• The fire must not create an offensive or objectionable condition that interferes with the neighboring residents’ use and enjoyment of their property. If this occurs, the Fire Division is required to order the person responsible for the fire to extinguish it.

• The Fire District is required to extinguish fires, which create hazardous conditions.

The most common complaint from neighbors is when recreational fires are not conducted in accordance with the rules and regulations, or when the environmental conditions cause the smoke to migrate off of the property into the residence of neighboring property. Persons with chronic breathing problems can often times be affected by these conditions.

Another issue that commonly comes up associated with recreational fires, is noise and disturbance of the neighborhood when these events extend late into the evening.

This is a police matter and will be dealt with by the Canfield Police Department or Mahoning County Sheriff.

If the CJFD orders you to extinguish your fire due to non-compliance with the rules and regulations, or the fire creates an offensive or objectionable condition, you are bound by Ohio law to comply with the request. Failure to do so may result in result in you being charged with violation of the open burning regulations.

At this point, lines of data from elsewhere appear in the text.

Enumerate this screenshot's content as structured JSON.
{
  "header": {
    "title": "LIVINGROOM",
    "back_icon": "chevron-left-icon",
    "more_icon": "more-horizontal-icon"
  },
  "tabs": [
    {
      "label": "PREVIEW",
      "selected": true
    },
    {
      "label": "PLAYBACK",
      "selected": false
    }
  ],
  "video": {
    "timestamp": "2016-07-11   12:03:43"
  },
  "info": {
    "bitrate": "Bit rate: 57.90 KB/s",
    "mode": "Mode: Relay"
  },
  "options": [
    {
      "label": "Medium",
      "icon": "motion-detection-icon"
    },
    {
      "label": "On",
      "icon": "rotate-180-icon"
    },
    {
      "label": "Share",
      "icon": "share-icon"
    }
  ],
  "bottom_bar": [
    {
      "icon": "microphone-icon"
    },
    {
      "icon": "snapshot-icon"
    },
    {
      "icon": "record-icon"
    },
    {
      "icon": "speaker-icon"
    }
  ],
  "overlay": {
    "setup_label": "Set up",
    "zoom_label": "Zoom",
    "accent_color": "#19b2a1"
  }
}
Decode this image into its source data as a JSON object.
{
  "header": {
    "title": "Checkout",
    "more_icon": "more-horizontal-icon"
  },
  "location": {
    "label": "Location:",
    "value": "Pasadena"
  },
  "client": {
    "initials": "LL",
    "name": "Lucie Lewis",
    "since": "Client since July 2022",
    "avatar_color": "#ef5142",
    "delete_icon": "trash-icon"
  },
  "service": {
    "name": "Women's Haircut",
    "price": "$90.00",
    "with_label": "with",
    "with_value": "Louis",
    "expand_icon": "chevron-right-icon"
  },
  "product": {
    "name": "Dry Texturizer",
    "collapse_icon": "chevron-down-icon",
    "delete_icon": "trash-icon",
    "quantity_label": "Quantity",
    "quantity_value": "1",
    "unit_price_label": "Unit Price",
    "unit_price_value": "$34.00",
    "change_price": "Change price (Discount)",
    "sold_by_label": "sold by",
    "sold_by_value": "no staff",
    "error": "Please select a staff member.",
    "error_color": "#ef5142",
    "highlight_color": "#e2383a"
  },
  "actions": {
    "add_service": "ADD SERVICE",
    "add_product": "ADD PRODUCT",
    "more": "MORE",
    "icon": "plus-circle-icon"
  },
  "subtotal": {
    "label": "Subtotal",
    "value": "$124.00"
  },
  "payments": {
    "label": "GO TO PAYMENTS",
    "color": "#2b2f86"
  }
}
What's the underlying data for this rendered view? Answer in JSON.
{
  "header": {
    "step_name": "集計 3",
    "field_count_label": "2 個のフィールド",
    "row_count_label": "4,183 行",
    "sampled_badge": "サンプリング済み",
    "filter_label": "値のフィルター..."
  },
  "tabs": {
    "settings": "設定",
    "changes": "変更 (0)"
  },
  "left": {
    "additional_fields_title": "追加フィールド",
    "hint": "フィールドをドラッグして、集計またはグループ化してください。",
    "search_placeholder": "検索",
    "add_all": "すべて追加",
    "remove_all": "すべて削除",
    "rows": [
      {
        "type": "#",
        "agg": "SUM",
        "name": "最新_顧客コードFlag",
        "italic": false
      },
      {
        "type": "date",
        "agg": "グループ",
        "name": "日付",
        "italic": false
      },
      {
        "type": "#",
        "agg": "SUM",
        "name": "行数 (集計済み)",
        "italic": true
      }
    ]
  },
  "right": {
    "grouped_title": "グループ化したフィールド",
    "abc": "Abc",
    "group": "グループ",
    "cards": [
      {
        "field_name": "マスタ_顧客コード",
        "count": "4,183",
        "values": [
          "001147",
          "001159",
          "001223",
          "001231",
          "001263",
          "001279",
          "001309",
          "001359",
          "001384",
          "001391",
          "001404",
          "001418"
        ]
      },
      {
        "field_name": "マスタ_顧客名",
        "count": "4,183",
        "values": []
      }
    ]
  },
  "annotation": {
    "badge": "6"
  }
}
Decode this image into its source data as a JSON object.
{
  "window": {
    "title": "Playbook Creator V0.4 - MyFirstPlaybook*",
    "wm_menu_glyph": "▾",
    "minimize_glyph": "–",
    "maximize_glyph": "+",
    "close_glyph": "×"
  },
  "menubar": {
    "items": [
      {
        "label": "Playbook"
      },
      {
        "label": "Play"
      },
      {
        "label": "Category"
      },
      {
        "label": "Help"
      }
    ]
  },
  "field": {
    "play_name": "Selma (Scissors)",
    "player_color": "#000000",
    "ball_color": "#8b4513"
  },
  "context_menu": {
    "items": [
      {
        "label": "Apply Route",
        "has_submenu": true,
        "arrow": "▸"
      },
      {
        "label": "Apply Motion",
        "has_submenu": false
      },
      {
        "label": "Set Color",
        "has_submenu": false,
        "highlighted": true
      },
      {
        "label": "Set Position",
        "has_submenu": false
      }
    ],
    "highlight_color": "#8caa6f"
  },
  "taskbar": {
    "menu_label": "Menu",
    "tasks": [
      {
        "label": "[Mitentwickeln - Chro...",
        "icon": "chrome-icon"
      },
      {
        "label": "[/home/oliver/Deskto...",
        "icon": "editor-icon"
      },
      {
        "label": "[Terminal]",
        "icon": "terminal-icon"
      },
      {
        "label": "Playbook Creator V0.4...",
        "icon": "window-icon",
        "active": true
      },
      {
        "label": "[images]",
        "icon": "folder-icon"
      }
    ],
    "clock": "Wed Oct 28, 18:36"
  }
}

If you have any questions concerning the Ohio Open Burning Regulations, please contact Deputy Chief Matt Rarick at (330) 533-4316 ext. 3.